I've put off reviewing this because I was so disappointed in it, but one more detail (Spoiler Alert!!!) -- nobody in town noticed that some of the individuals didn't age.  I was OK with this for a while, but when at the end, it was revealed that some of the characters were over 100...I just threw up my hands.

Other Opinions:    Night Light Reviews (loved it), The Bookish Librarian (loved it), Whimpulsive (liked it),
Scott William Foley (finally someone who had similar thoughts!), and Fancy Terrible (again, similar opinion to mine)

I had a hard time finding anyone who shared my opinion.  Most of the reviews were extremely positive.

Fiction.  Supernatural.  2011.  400 pages.

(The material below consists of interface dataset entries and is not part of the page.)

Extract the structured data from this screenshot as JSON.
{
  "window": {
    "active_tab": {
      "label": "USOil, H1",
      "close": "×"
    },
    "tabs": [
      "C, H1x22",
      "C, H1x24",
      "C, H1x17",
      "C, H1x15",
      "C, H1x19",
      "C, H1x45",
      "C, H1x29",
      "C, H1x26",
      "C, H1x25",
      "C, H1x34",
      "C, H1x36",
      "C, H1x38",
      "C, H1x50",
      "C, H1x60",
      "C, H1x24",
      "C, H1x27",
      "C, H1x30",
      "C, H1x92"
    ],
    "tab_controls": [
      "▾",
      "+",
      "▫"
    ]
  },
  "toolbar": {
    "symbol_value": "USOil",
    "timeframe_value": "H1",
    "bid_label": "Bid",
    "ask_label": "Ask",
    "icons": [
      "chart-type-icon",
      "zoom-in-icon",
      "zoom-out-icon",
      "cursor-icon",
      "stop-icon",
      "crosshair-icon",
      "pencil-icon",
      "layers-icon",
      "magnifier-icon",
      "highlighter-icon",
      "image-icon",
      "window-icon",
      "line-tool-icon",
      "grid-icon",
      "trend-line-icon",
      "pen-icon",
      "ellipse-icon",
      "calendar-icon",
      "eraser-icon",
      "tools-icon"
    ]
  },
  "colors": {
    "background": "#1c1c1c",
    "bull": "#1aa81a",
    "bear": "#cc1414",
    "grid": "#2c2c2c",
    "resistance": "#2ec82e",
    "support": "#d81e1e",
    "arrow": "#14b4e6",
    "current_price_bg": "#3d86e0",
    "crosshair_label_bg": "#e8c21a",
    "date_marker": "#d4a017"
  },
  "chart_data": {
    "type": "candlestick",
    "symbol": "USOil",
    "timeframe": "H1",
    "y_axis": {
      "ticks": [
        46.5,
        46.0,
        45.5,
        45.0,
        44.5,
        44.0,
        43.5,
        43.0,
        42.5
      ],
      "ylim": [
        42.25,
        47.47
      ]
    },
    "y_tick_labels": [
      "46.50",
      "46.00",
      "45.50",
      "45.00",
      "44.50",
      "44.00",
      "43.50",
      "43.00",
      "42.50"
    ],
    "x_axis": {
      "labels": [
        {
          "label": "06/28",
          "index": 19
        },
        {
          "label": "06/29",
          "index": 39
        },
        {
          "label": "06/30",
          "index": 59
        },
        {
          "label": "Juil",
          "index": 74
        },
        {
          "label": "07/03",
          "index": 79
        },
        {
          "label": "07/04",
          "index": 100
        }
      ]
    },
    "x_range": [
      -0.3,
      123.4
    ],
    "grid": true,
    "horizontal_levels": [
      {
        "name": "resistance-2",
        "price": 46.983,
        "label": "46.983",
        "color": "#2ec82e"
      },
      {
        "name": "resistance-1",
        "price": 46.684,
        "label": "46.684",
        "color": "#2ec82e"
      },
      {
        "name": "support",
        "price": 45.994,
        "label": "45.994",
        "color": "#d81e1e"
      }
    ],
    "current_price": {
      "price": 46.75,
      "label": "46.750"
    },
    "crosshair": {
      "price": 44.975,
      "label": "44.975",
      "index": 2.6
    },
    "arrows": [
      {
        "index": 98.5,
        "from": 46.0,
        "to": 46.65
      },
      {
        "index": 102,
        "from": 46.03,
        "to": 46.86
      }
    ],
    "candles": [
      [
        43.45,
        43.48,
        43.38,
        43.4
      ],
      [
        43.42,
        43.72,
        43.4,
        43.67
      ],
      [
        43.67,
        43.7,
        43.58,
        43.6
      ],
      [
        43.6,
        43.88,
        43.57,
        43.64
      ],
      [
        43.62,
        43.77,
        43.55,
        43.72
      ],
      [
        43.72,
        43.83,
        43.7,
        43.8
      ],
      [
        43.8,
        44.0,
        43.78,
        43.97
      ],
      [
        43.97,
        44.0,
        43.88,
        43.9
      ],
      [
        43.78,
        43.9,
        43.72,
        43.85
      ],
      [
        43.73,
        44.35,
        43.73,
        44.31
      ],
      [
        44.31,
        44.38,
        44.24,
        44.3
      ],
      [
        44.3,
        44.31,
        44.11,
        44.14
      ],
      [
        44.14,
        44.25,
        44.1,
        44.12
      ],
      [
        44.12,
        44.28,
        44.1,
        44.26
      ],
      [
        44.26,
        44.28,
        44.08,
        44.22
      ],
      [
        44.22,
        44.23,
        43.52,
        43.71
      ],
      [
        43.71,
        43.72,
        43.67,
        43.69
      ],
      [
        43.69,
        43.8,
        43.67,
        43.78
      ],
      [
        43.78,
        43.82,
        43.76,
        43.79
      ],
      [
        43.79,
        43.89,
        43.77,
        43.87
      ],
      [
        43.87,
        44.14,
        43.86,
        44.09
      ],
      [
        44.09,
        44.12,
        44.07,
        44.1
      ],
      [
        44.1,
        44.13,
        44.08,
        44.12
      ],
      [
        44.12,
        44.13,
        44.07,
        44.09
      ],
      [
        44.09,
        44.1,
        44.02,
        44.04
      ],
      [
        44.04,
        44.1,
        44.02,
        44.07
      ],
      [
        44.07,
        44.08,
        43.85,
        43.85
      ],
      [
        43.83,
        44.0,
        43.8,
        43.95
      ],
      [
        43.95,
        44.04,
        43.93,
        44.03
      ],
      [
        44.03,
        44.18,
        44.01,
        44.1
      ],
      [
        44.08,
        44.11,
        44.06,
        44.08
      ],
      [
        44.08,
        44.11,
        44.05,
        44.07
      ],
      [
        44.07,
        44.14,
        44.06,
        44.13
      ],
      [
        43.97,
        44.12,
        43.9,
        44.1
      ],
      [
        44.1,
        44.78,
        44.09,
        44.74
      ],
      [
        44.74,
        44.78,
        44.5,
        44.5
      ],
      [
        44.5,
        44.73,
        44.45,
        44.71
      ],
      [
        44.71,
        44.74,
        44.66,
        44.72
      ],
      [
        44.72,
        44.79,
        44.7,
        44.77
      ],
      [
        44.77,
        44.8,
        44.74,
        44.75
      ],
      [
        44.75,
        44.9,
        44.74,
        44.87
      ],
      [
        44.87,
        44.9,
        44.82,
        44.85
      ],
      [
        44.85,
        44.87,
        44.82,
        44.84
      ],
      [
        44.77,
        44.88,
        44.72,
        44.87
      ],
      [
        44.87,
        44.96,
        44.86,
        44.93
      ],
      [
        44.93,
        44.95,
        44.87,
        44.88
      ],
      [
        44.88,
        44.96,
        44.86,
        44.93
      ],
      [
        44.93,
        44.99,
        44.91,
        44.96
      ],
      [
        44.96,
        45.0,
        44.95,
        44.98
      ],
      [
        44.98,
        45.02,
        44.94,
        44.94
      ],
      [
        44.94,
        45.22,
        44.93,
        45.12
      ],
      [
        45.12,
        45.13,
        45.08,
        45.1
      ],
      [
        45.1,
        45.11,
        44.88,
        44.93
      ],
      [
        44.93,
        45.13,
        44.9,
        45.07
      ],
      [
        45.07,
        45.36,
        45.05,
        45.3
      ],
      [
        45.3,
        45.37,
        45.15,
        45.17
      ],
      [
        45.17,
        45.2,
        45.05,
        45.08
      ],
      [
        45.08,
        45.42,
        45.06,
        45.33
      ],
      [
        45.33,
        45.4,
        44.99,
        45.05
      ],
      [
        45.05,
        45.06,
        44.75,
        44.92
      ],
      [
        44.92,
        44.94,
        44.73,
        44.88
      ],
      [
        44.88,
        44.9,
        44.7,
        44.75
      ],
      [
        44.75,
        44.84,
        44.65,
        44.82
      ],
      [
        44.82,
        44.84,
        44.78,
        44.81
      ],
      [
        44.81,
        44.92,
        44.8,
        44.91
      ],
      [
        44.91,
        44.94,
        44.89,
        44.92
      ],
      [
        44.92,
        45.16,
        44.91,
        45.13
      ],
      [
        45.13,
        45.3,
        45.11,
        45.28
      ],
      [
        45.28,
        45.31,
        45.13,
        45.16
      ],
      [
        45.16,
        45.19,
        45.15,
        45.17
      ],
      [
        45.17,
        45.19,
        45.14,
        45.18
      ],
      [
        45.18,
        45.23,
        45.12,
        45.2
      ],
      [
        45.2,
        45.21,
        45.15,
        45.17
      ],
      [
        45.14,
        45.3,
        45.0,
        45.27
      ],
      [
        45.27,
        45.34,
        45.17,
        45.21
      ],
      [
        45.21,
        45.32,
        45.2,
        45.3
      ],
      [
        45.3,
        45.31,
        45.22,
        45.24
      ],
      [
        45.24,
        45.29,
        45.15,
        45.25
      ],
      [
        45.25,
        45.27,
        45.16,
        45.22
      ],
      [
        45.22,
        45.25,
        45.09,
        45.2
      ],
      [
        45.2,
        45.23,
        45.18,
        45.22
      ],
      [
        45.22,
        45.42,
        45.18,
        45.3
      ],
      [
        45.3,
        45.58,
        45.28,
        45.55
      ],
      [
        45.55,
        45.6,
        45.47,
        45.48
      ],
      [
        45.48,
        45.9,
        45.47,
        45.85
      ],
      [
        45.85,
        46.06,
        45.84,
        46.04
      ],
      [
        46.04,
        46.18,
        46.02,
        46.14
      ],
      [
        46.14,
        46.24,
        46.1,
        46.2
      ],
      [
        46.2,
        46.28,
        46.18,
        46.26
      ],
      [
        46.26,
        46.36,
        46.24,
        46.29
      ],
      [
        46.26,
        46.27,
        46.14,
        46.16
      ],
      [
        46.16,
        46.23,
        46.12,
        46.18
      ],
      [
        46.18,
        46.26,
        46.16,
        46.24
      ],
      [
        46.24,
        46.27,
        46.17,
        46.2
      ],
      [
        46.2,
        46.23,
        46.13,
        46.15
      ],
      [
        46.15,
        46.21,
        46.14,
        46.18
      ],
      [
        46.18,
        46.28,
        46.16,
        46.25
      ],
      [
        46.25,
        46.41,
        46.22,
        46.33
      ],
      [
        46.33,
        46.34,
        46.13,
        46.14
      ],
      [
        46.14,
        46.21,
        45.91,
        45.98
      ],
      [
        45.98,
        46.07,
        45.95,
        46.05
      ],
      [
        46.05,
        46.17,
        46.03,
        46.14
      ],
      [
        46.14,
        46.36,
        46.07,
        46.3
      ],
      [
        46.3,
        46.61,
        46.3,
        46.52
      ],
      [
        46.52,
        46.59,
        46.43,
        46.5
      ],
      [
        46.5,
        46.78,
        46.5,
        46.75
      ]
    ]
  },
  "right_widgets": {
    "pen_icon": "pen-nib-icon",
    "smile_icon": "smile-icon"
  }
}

  1. This book is definitely getting mixed reactions. I'm looking forward to checking it out myself. Wonder if part of the problem is that this author doesn't normally write paranormal?

  2. Kay - While the book didn't accomplish its purpose for me, it obviously works for many people. I think this is one that you should read just to see where your opinion falls. :)

  3. It is too bad you didn't enjoy this more. I really want to read it at some point.

  4. I really wanted to like this one and obviously others did. Maybe I'm just in one of those moods.

  5. You know, Jenclair, you've stayed true to yourself and given a review that's going to ring true for many readers. I love that because it keeps things real and alive for us as reviewers. Great job! I'm sending you "The Pub Across the Pond" as our swap. If it's not something you want...quickly leave a comment for me! Hugs, Deb

  6. I do think I've been in a less receptive mood lately in my R.I.P. reads. I've one more that I've put off for the same reason.

    The Pub Across the Pond sounds good! Thanks, Deb!

  7. This was so well-written, Jenclair. I tried to read it but I found it too frightening. And boring, as you said. And I hated the way the voice shifted when it was his chapter. And I hated the forewarnings. If I had finished, I would have begun my book report with the question - if you had twins, would you move into a house in which a twin child had killed himself? I, in fact gave up the whole RIP challenge. I don't like paranormal. I don't like to be scared.

  8. Nan - I tend not to like novels about extremely vulnerable people or threatened children. I want my R.I.P. challenge books to be more like Wilkie Collins' The Woman in White. A little Gothic and with characters with whom I can empathize.

    And yes, what parent would so easily dismiss the fact that a child had killed himself in the house. Especially if there was a question about whether it really was suicide...